■ Available data:

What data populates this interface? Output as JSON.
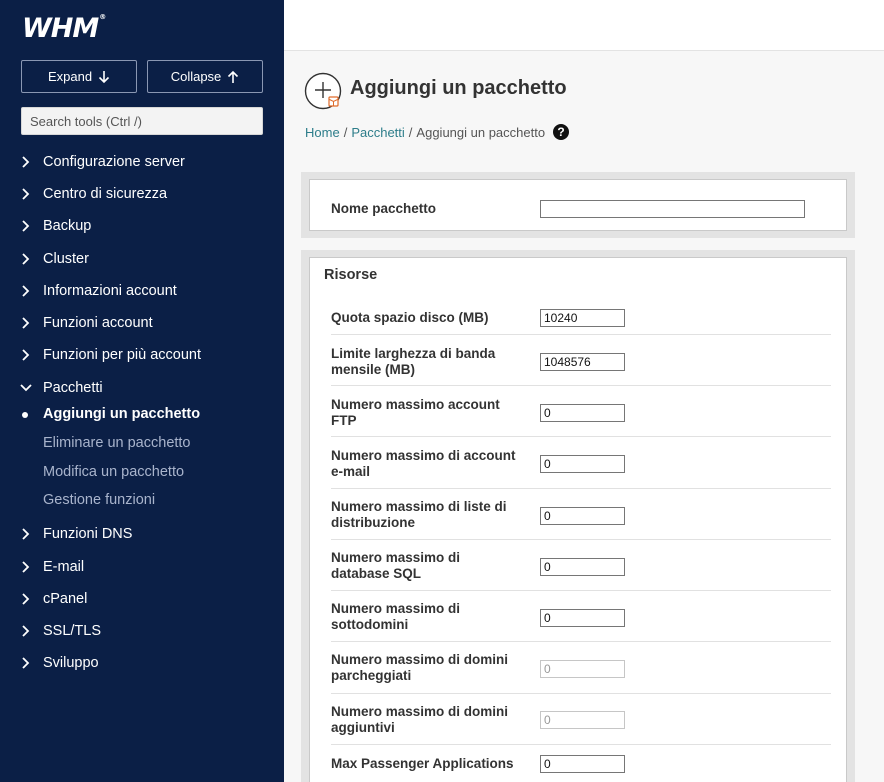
{
  "brand": {
    "logo": "WHM"
  },
  "sidebar": {
    "expand_label": "Expand",
    "collapse_label": "Collapse",
    "search_placeholder": "Search tools (Ctrl /)",
    "items": [
      {
        "label": "Configurazione server"
      },
      {
        "label": "Centro di sicurezza"
      },
      {
        "label": "Backup"
      },
      {
        "label": "Cluster"
      },
      {
        "label": "Informazioni account"
      },
      {
        "label": "Funzioni account"
      },
      {
        "label": "Funzioni per più account"
      },
      {
        "label": "Pacchetti"
      },
      {
        "label": "Funzioni DNS"
      },
      {
        "label": "E-mail"
      },
      {
        "label": "cPanel"
      },
      {
        "label": "SSL/TLS"
      },
      {
        "label": "Sviluppo"
      }
    ],
    "subitems": [
      {
        "label": "Aggiungi un pacchetto"
      },
      {
        "label": "Eliminare un pacchetto"
      },
      {
        "label": "Modifica un pacchetto"
      },
      {
        "label": "Gestione funzioni"
      }
    ]
  },
  "page": {
    "title": "Aggiungi un pacchetto",
    "breadcrumb": {
      "home": "Home",
      "packages": "Pacchetti",
      "current": "Aggiungi un pacchetto",
      "sep": "/"
    }
  },
  "form": {
    "package_name_label": "Nome pacchetto",
    "package_name_value": "",
    "resources_title": "Risorse",
    "fields": [
      {
        "label": "Quota spazio disco (MB)",
        "value": "10240"
      },
      {
        "label": "Limite larghezza di banda mensile (MB)",
        "value": "1048576"
      },
      {
        "label": "Numero massimo account FTP",
        "value": "0"
      },
      {
        "label": "Numero massimo di account e-mail",
        "value": "0"
      },
      {
        "label": "Numero massimo di liste di distribuzione",
        "value": "0"
      },
      {
        "label": "Numero massimo di database SQL",
        "value": "0"
      },
      {
        "label": "Numero massimo di sottodomini",
        "value": "0"
      },
      {
        "label": "Numero massimo di domini parcheggiati",
        "value": "0"
      },
      {
        "label": "Numero massimo di domini aggiuntivi",
        "value": "0"
      },
      {
        "label": "Max Passenger Applications",
        "value": "0"
      }
    ]
  }
}
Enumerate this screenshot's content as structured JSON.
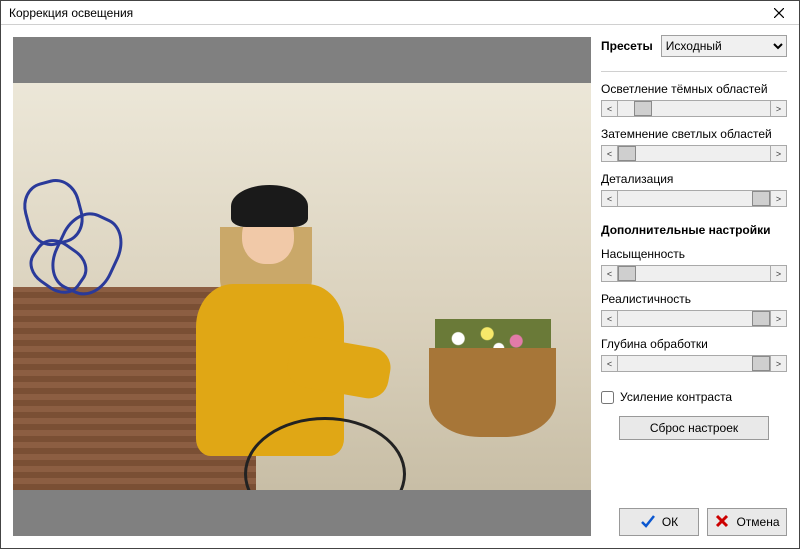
{
  "window": {
    "title": "Коррекция освещения"
  },
  "presets": {
    "label": "Пресеты",
    "selected": "Исходный"
  },
  "sliders": {
    "lighten_dark": {
      "label": "Осветление тёмных областей",
      "position": 12
    },
    "darken_light": {
      "label": "Затемнение светлых областей",
      "position": 0
    },
    "detail": {
      "label": "Детализация",
      "position": 100
    }
  },
  "advanced": {
    "heading": "Дополнительные настройки",
    "saturation": {
      "label": "Насыщенность",
      "position": 0
    },
    "realism": {
      "label": "Реалистичность",
      "position": 100
    },
    "depth": {
      "label": "Глубина обработки",
      "position": 100
    }
  },
  "contrast": {
    "label": "Усиление контраста",
    "checked": false
  },
  "buttons": {
    "reset": "Сброс настроек",
    "ok": "ОК",
    "cancel": "Отмена"
  }
}
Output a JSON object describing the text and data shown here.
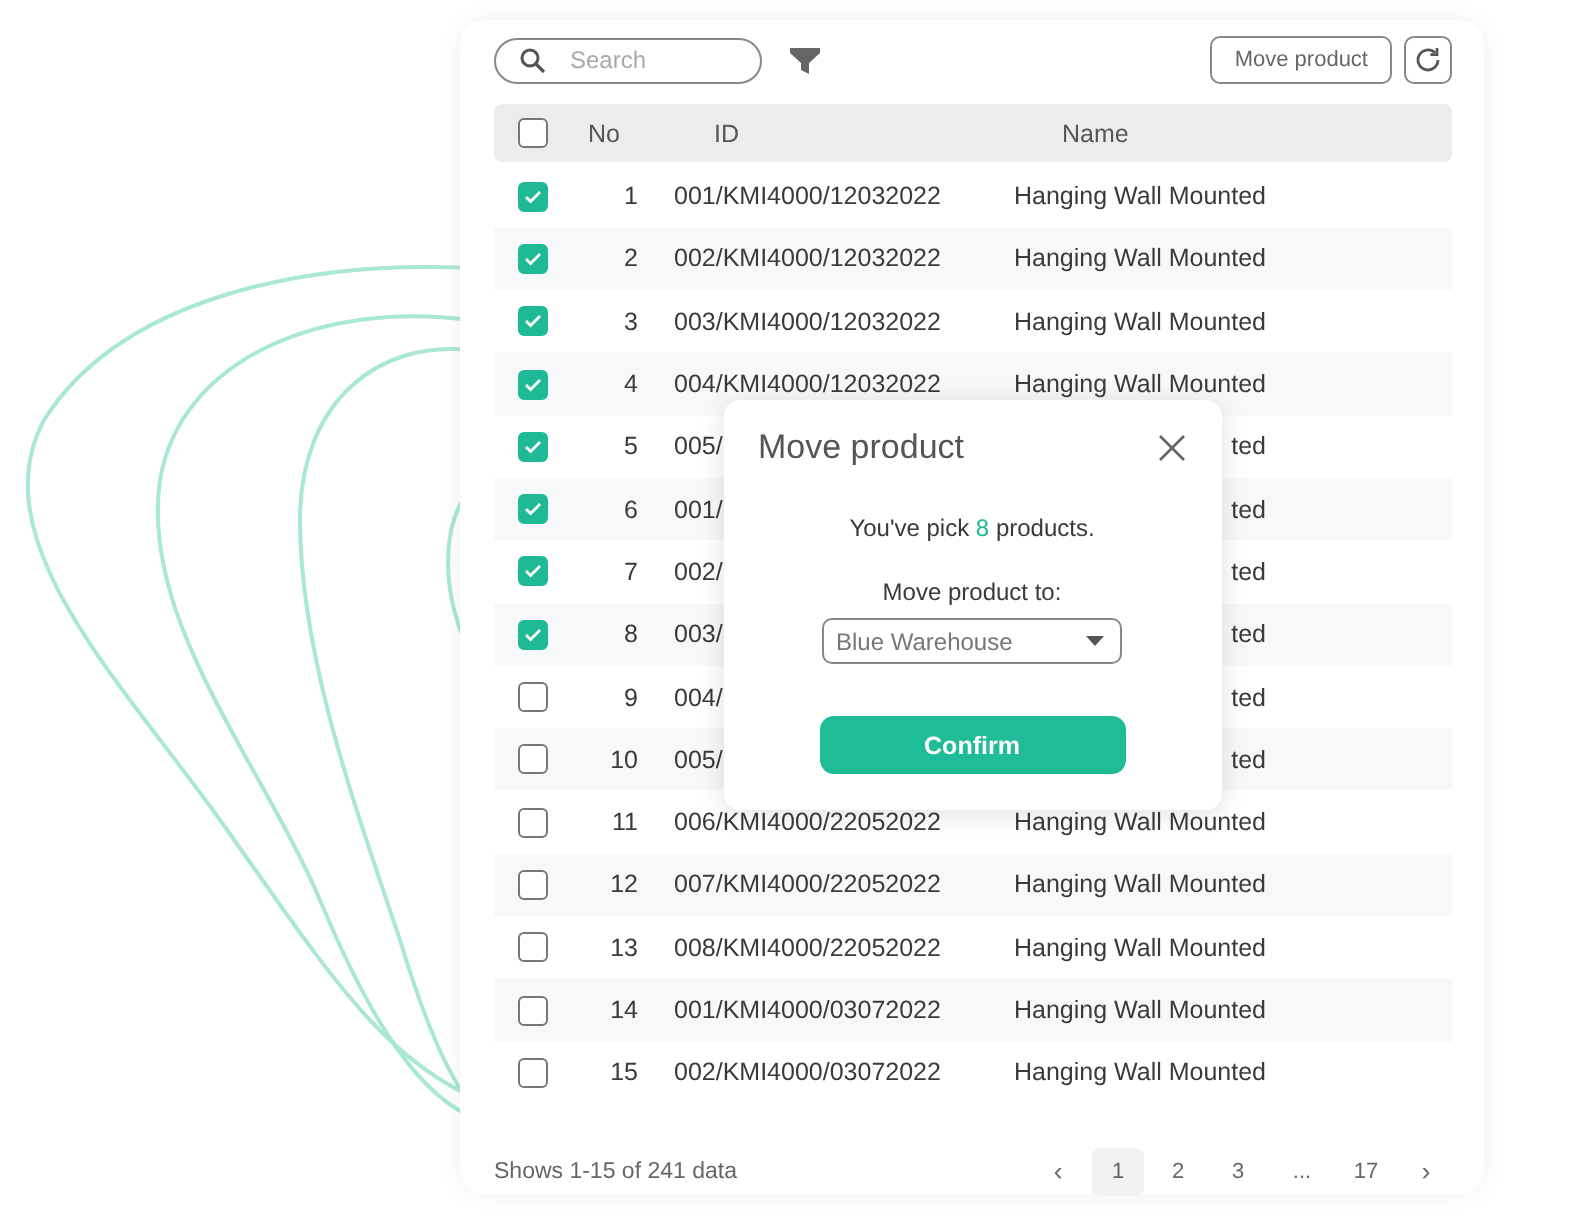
{
  "toolbar": {
    "search": {
      "placeholder": "Search"
    },
    "move_button": "Move product"
  },
  "table": {
    "header_checked": false,
    "columns": [
      "No",
      "ID",
      "Name"
    ],
    "rows": [
      {
        "checked": true,
        "no": "1",
        "id": "001/KMI4000/12032022",
        "name": "Hanging Wall Mounted"
      },
      {
        "checked": true,
        "no": "2",
        "id": "002/KMI4000/12032022",
        "name": "Hanging Wall Mounted"
      },
      {
        "checked": true,
        "no": "3",
        "id": "003/KMI4000/12032022",
        "name": "Hanging Wall Mounted"
      },
      {
        "checked": true,
        "no": "4",
        "id": "004/KMI4000/12032022",
        "name": "Hanging Wall Mounted"
      },
      {
        "checked": true,
        "no": "5",
        "id": "005/",
        "name": "ted"
      },
      {
        "checked": true,
        "no": "6",
        "id": "001/",
        "name": "ted"
      },
      {
        "checked": true,
        "no": "7",
        "id": "002/",
        "name": "ted"
      },
      {
        "checked": true,
        "no": "8",
        "id": "003/",
        "name": "ted"
      },
      {
        "checked": false,
        "no": "9",
        "id": "004/",
        "name": "ted"
      },
      {
        "checked": false,
        "no": "10",
        "id": "005/",
        "name": "ted"
      },
      {
        "checked": false,
        "no": "11",
        "id": "006/KMI4000/22052022",
        "name": "Hanging Wall Mounted"
      },
      {
        "checked": false,
        "no": "12",
        "id": "007/KMI4000/22052022",
        "name": "Hanging Wall Mounted"
      },
      {
        "checked": false,
        "no": "13",
        "id": "008/KMI4000/22052022",
        "name": "Hanging Wall Mounted"
      },
      {
        "checked": false,
        "no": "14",
        "id": "001/KMI4000/03072022",
        "name": "Hanging Wall Mounted"
      },
      {
        "checked": false,
        "no": "15",
        "id": "002/KMI4000/03072022",
        "name": "Hanging Wall Mounted"
      }
    ]
  },
  "footer": {
    "summary": "Shows 1-15 of 241 data",
    "pages": [
      {
        "kind": "prev",
        "label": "‹"
      },
      {
        "kind": "page",
        "label": "1",
        "selected": true
      },
      {
        "kind": "page",
        "label": "2",
        "selected": false
      },
      {
        "kind": "page",
        "label": "3",
        "selected": false
      },
      {
        "kind": "gap",
        "label": "..."
      },
      {
        "kind": "page",
        "label": "17",
        "selected": false
      },
      {
        "kind": "next",
        "label": "›"
      }
    ]
  },
  "dialog": {
    "title": "Move product",
    "message_parts": [
      "You've pick ",
      "8",
      " products."
    ],
    "field_label": "Move product to:",
    "select_value": "Blue Warehouse",
    "confirm": "Confirm"
  }
}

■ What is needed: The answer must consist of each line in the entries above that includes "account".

■ Task result:
        "label": "Informazioni account"
        "label": "Funzioni account"
        "label": "Funzioni per più account"
        "label": "Numero massimo account FTP",
        "label": "Numero massimo di account e-mail",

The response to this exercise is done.